Extracted entries below:
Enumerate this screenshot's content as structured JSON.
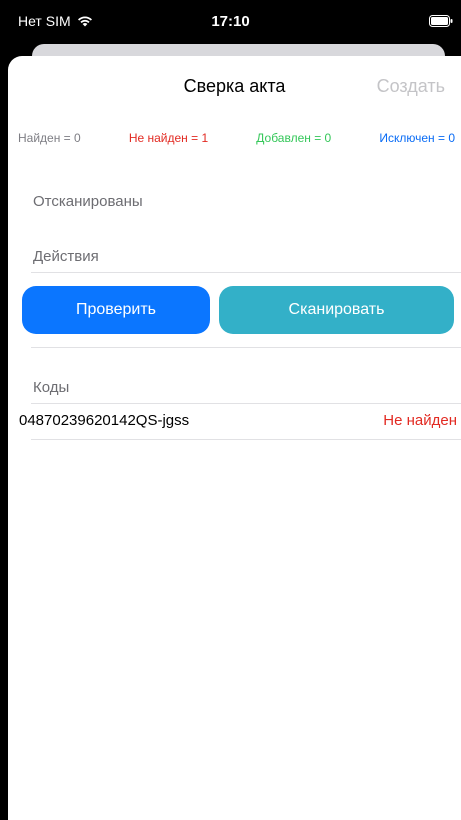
{
  "status_bar": {
    "carrier": "Нет SIM",
    "time": "17:10"
  },
  "nav": {
    "title": "Сверка акта",
    "create_label": "Создать"
  },
  "counters": {
    "found": "Найден = 0",
    "not_found": "Не найден = 1",
    "added": "Добавлен = 0",
    "excluded": "Исключен = 0"
  },
  "sections": {
    "scanned": "Отсканированы",
    "actions": "Действия",
    "codes": "Коды"
  },
  "buttons": {
    "check": "Проверить",
    "scan": "Сканировать"
  },
  "codes": [
    {
      "value": "04870239620142QS-jgss",
      "status": "Не найден"
    }
  ],
  "colors": {
    "primary_button": "#0b76ff",
    "scan_button": "#33b0c8",
    "not_found": "#e22a22",
    "added": "#34c759",
    "excluded": "#0a6cf5"
  }
}
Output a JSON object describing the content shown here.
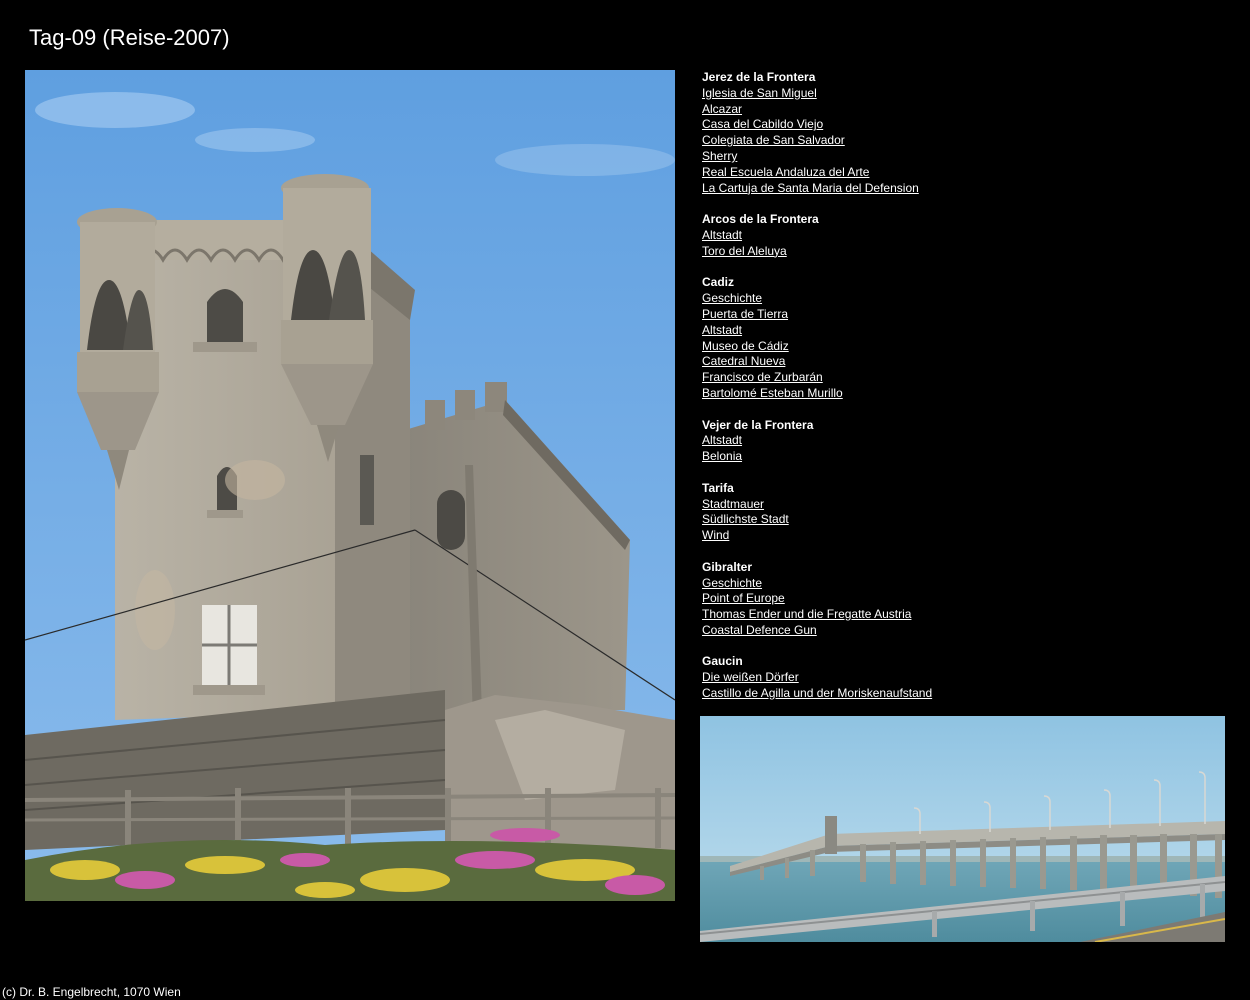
{
  "page": {
    "title": "Tag-09 (Reise-2007)",
    "footer": "(c) Dr. B. Engelbrecht, 1070 Wien"
  },
  "images": {
    "main": "tower-castle-photo",
    "secondary": "long-bridge-photo"
  },
  "sections": [
    {
      "heading": "Jerez de la Frontera",
      "links": [
        "Iglesia de San Miguel",
        "Alcazar",
        "Casa del Cabildo Viejo",
        "Colegiata de San Salvador",
        "Sherry",
        "Real Escuela Andaluza del Arte",
        "La Cartuja de Santa Maria del Defension"
      ]
    },
    {
      "heading": "Arcos de la Frontera",
      "links": [
        "Altstadt",
        "Toro del Aleluya"
      ]
    },
    {
      "heading": "Cadiz",
      "links": [
        "Geschichte",
        "Puerta de Tierra",
        "Altstadt",
        "Museo de Cádiz",
        "Catedral Nueva",
        "Francisco de Zurbarán",
        "Bartolomé Esteban Murillo"
      ]
    },
    {
      "heading": "Vejer de la Frontera",
      "links": [
        "Altstadt",
        "Belonia"
      ]
    },
    {
      "heading": "Tarifa",
      "links": [
        "Stadtmauer",
        "Südlichste Stadt",
        "Wind"
      ]
    },
    {
      "heading": "Gibralter",
      "links": [
        "Geschichte",
        "Point of Europe",
        "Thomas Ender und die Fregatte Austria",
        "Coastal Defence Gun"
      ]
    },
    {
      "heading": "Gaucin",
      "links": [
        "Die weißen Dörfer",
        "Castillo de Agilla und der Moriskenaufstand"
      ]
    }
  ]
}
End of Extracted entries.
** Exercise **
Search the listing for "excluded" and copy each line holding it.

** Solution **
    "excluded": "Исключен = 0"
    "excluded": "#0a6cf5"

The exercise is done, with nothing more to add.